Exercise requirements: Every line of the material must appear in the answer exactly as it does here.

Material provided:
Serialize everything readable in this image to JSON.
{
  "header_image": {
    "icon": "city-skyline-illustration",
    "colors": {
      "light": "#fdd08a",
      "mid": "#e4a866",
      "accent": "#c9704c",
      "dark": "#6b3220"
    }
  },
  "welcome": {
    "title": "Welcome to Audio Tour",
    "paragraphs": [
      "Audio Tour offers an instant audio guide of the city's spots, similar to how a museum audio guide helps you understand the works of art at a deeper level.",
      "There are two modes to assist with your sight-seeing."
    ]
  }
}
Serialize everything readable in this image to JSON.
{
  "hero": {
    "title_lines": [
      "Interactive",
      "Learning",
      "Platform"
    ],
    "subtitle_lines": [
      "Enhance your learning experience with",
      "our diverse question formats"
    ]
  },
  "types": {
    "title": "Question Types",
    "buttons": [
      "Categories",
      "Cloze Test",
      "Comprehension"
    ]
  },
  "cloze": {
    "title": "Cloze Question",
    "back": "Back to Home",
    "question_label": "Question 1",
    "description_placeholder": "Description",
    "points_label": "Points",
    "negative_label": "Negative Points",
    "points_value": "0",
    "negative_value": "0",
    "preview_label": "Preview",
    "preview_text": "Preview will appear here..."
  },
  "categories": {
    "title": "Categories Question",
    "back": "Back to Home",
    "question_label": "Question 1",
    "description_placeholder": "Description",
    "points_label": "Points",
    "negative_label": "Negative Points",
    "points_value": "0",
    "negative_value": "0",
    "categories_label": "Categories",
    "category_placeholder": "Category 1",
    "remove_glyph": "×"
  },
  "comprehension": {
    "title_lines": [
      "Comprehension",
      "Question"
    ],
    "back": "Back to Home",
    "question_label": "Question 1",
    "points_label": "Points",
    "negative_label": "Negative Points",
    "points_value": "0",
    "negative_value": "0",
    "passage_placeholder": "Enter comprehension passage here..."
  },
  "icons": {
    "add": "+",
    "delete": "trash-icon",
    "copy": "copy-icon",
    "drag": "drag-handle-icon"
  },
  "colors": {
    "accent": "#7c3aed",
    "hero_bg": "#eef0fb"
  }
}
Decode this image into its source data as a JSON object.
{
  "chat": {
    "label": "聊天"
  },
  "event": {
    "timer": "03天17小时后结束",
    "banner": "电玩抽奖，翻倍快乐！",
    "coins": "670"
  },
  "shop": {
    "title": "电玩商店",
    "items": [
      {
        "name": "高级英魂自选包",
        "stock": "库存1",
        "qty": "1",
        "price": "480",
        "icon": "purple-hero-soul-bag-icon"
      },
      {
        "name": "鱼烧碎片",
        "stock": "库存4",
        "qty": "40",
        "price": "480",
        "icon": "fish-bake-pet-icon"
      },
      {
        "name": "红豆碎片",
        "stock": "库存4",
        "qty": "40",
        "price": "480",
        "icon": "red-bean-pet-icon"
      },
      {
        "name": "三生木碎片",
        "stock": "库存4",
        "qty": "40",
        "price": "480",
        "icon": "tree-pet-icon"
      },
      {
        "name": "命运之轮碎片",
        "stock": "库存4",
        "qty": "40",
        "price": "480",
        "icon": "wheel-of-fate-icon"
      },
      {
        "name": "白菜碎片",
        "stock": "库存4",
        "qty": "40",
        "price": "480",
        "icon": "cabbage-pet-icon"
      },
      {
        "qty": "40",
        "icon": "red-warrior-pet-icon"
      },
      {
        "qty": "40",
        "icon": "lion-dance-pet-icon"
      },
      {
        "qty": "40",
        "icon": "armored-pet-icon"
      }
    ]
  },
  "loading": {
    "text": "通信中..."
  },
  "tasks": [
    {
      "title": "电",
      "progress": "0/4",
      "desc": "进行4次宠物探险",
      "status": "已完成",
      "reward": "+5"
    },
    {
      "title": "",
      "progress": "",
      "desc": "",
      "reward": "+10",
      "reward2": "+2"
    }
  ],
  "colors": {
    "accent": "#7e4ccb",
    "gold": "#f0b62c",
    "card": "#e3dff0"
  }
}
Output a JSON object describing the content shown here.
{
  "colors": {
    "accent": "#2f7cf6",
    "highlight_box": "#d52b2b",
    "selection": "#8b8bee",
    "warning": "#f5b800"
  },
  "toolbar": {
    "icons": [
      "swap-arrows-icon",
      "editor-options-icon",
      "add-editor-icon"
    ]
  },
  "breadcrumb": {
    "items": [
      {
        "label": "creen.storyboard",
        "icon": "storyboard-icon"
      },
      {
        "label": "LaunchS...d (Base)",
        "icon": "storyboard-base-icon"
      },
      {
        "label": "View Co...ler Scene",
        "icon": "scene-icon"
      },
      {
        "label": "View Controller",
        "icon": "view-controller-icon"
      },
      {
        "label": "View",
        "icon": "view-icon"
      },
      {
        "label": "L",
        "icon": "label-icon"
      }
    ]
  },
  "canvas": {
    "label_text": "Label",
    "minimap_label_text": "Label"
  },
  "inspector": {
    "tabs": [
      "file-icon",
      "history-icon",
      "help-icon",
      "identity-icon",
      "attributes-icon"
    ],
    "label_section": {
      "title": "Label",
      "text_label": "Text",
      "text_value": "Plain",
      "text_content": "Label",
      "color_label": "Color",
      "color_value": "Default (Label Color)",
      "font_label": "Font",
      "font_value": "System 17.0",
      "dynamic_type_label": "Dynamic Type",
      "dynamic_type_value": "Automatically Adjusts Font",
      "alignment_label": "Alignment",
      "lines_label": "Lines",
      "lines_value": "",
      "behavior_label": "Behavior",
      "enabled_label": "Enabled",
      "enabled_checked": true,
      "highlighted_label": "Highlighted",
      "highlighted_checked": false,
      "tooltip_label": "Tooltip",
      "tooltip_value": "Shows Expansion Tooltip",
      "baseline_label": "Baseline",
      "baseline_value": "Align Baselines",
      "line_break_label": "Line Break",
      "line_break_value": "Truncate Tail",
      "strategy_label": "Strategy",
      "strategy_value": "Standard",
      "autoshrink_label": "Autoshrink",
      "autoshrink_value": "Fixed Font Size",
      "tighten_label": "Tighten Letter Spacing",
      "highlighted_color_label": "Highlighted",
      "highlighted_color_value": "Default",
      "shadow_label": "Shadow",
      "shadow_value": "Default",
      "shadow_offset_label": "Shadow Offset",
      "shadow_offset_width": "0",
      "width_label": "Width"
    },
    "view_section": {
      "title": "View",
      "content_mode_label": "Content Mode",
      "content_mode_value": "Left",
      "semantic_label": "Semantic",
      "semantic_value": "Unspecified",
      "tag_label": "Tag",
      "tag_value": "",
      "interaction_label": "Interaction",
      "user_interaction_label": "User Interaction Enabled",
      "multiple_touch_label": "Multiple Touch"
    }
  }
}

Response for this exercise:
Serialize everything readable in this image to JSON.
{
  "header_image": {
    "icon": "city-skyline-illustration",
    "colors": {
      "light": "#fdd08a",
      "mid": "#e4a866",
      "accent": "#c9704c",
      "dark": "#6b3220"
    }
  },
  "welcome": {
    "title": "Welcome to Audio Tour",
    "paragraphs": [
      "Audio Tour offers an instant audio guide of the city's spots, similar to how a museum audio guide helps you understand the works of art at a deeper level.",
      "There are two modes to assist with your sight-seeing."
    ]
  }
}
Serialize everything readable in this image to JSON.
{
  "hero": {
    "title_lines": [
      "Interactive",
      "Learning",
      "Platform"
    ],
    "subtitle_lines": [
      "Enhance your learning experience with",
      "our diverse question formats"
    ]
  },
  "types": {
    "title": "Question Types",
    "buttons": [
      "Categories",
      "Cloze Test",
      "Comprehension"
    ]
  },
  "cloze": {
    "title": "Cloze Question",
    "back": "Back to Home",
    "question_label": "Question 1",
    "description_placeholder": "Description",
    "points_label": "Points",
    "negative_label": "Negative Points",
    "points_value": "0",
    "negative_value": "0",
    "preview_label": "Preview",
    "preview_text": "Preview will appear here..."
  },
  "categories": {
    "title": "Categories Question",
    "back": "Back to Home",
    "question_label": "Question 1",
    "description_placeholder": "Description",
    "points_label": "Points",
    "negative_label": "Negative Points",
    "points_value": "0",
    "negative_value": "0",
    "categories_label": "Categories",
    "category_placeholder": "Category 1",
    "remove_glyph": "×"
  },
  "comprehension": {
    "title_lines": [
      "Comprehension",
      "Question"
    ],
    "back": "Back to Home",
    "question_label": "Question 1",
    "points_label": "Points",
    "negative_label": "Negative Points",
    "points_value": "0",
    "negative_value": "0",
    "passage_placeholder": "Enter comprehension passage here..."
  },
  "icons": {
    "add": "+",
    "delete": "trash-icon",
    "copy": "copy-icon",
    "drag": "drag-handle-icon"
  },
  "colors": {
    "accent": "#7c3aed",
    "hero_bg": "#eef0fb"
  }
}
Decode this image into its source data as a JSON object.
{
  "chat": {
    "label": "聊天"
  },
  "event": {
    "timer": "03天17小时后结束",
    "banner": "电玩抽奖，翻倍快乐！",
    "coins": "670"
  },
  "shop": {
    "title": "电玩商店",
    "items": [
      {
        "name": "高级英魂自选包",
        "stock": "库存1",
        "qty": "1",
        "price": "480",
        "icon": "purple-hero-soul-bag-icon"
      },
      {
        "name": "鱼烧碎片",
        "stock": "库存4",
        "qty": "40",
        "price": "480",
        "icon": "fish-bake-pet-icon"
      },
      {
        "name": "红豆碎片",
        "stock": "库存4",
        "qty": "40",
        "price": "480",
        "icon": "red-bean-pet-icon"
      },
      {
        "name": "三生木碎片",
        "stock": "库存4",
        "qty": "40",
        "price": "480",
        "icon": "tree-pet-icon"
      },
      {
        "name": "命运之轮碎片",
        "stock": "库存4",
        "qty": "40",
        "price": "480",
        "icon": "wheel-of-fate-icon"
      },
      {
        "name": "白菜碎片",
        "stock": "库存4",
        "qty": "40",
        "price": "480",
        "icon": "cabbage-pet-icon"
      },
      {
        "qty": "40",
        "icon": "red-warrior-pet-icon"
      },
      {
        "qty": "40",
        "icon": "lion-dance-pet-icon"
      },
      {
        "qty": "40",
        "icon": "armored-pet-icon"
      }
    ]
  },
  "loading": {
    "text": "通信中..."
  },
  "tasks": [
    {
      "title": "电",
      "progress": "0/4",
      "desc": "进行4次宠物探险",
      "status": "已完成",
      "reward": "+5"
    },
    {
      "title": "",
      "progress": "",
      "desc": "",
      "reward": "+10",
      "reward2": "+2"
    }
  ],
  "colors": {
    "accent": "#7e4ccb",
    "gold": "#f0b62c",
    "card": "#e3dff0"
  }
}
Output a JSON object describing the content shown here.
{
  "colors": {
    "accent": "#2f7cf6",
    "highlight_box": "#d52b2b",
    "selection": "#8b8bee",
    "warning": "#f5b800"
  },
  "toolbar": {
    "icons": [
      "swap-arrows-icon",
      "editor-options-icon",
      "add-editor-icon"
    ]
  },
  "breadcrumb": {
    "items": [
      {
        "label": "creen.storyboard",
        "icon": "storyboard-icon"
      },
      {
        "label": "LaunchS...d (Base)",
        "icon": "storyboard-base-icon"
      },
      {
        "label": "View Co...ler Scene",
        "icon": "scene-icon"
      },
      {
        "label": "View Controller",
        "icon": "view-controller-icon"
      },
      {
        "label": "View",
        "icon": "view-icon"
      },
      {
        "label": "L",
        "icon": "label-icon"
      }
    ]
  },
  "canvas": {
    "label_text": "Label",
    "minimap_label_text": "Label"
  },
  "inspector": {
    "tabs": [
      "file-icon",
      "history-icon",
      "help-icon",
      "identity-icon",
      "attributes-icon"
    ],
    "label_section": {
      "title": "Label",
      "text_label": "Text",
      "text_value": "Plain",
      "text_content": "Label",
      "color_label": "Color",
      "color_value": "Default (Label Color)",
      "font_label": "Font",
      "font_value": "System 17.0",
      "dynamic_type_label": "Dynamic Type",
      "dynamic_type_value": "Automatically Adjusts Font",
      "alignment_label": "Alignment",
      "lines_label": "Lines",
      "lines_value": "",
      "behavior_label": "Behavior",
      "enabled_label": "Enabled",
      "enabled_checked": true,
      "highlighted_label": "Highlighted",
      "highlighted_checked": false,
      "tooltip_label": "Tooltip",
      "tooltip_value": "Shows Expansion Tooltip",
      "baseline_label": "Baseline",
      "baseline_value": "Align Baselines",
      "line_break_label": "Line Break",
      "line_break_value": "Truncate Tail",
      "strategy_label": "Strategy",
      "strategy_value": "Standard",
      "autoshrink_label": "Autoshrink",
      "autoshrink_value": "Fixed Font Size",
      "tighten_label": "Tighten Letter Spacing",
      "highlighted_color_label": "Highlighted",
      "highlighted_color_value": "Default",
      "shadow_label": "Shadow",
      "shadow_value": "Default",
      "shadow_offset_label": "Shadow Offset",
      "shadow_offset_width": "0",
      "width_label": "Width"
    },
    "view_section": {
      "title": "View",
      "content_mode_label": "Content Mode",
      "content_mode_value": "Left",
      "semantic_label": "Semantic",
      "semantic_value": "Unspecified",
      "tag_label": "Tag",
      "tag_value": "",
      "interaction_label": "Interaction",
      "user_interaction_label": "User Interaction Enabled",
      "multiple_touch_label": "Multiple Touch"
    }
  }
}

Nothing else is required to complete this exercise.